- You may not ask for, or signal for any piece, held by another group member. If you want any piece, you must wait until it is freely given to you.
- You may give any piece you have to any other member of your group at any time, but you may not ask for anything in return. Please work in silence until your group has finished.
- Make sure that everyone understands these rules and show where they are displayed on the flipchart paper.
- Then say: “Go!”
While groups are working, the leader and any observers must not intervene other than making sure that the rules are being strictly observed. At the same time, the leader and observers can see how groups are progressing: noting what strategy, if any, a group is using; seeing if leadership is developing etc. Note which group completes six equal hexagons first. Allow time for all groups to finish unless they get really stuck, which can be useful in the discussion later.
Ask the small groups to stay at their tables and then request each group member to tell the others in that group in turn how they felt at the outset and at the end of the activity. Then start a second round in the group, again in turn, telling each other what they were trying to do. Finally, encourage all the members of each group and their observers to discuss what actually happened.
Come back together as a whole group and ask for impressions, descriptions and insights about feelings and actual behaviour; including:
- How successful was it working together?
- How did you communicate?
- How did people help or obstruct each other?
- Did people take different roles in the group?
- How did co-operating make you feel?
- How does this compare to the ideal co-operative behaviour discussed beforehand?
- What actions could you change in the future?
Remove the restriction on non-verbal communication.

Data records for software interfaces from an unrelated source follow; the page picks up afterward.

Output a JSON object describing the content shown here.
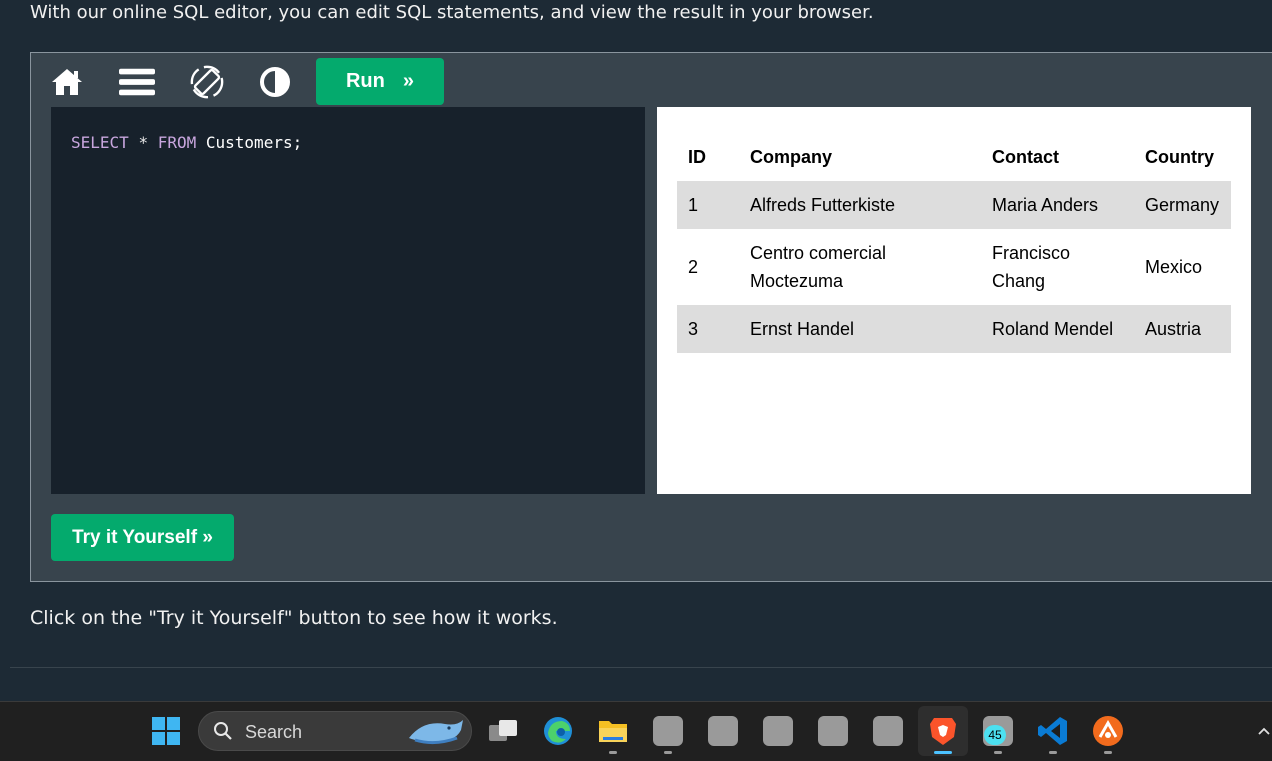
{
  "intro_text": "With our online SQL editor, you can edit SQL statements, and view the result in your browser.",
  "toolbar": {
    "icons": [
      "home-icon",
      "menu-icon",
      "rotate-icon",
      "contrast-icon"
    ],
    "run_label": "Run",
    "run_arrow": "»"
  },
  "editor": {
    "kw1": "SELECT",
    "star": "*",
    "kw2": "FROM",
    "table": "Customers;"
  },
  "result": {
    "headers": [
      "ID",
      "Company",
      "Contact",
      "Country"
    ],
    "rows": [
      [
        "1",
        "Alfreds Futterkiste",
        "Maria Anders",
        "Germany"
      ],
      [
        "2",
        "Centro comercial Moctezuma",
        "Francisco Chang",
        "Mexico"
      ],
      [
        "3",
        "Ernst Handel",
        "Roland Mendel",
        "Austria"
      ]
    ]
  },
  "try_button": "Try it Yourself »",
  "outro_text": "Click on the \"Try it Yourself\" button to see how it works.",
  "taskbar": {
    "search_label": "Search",
    "badge_count": "45",
    "colors": {
      "accent": "#04aa6d",
      "editor_bg": "#17212b",
      "page_bg": "#1d2a35"
    }
  }
}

If you want to make any of the hexagon formats simpler to piece together, then use a symbol, map, logo or picture as a background to each unit.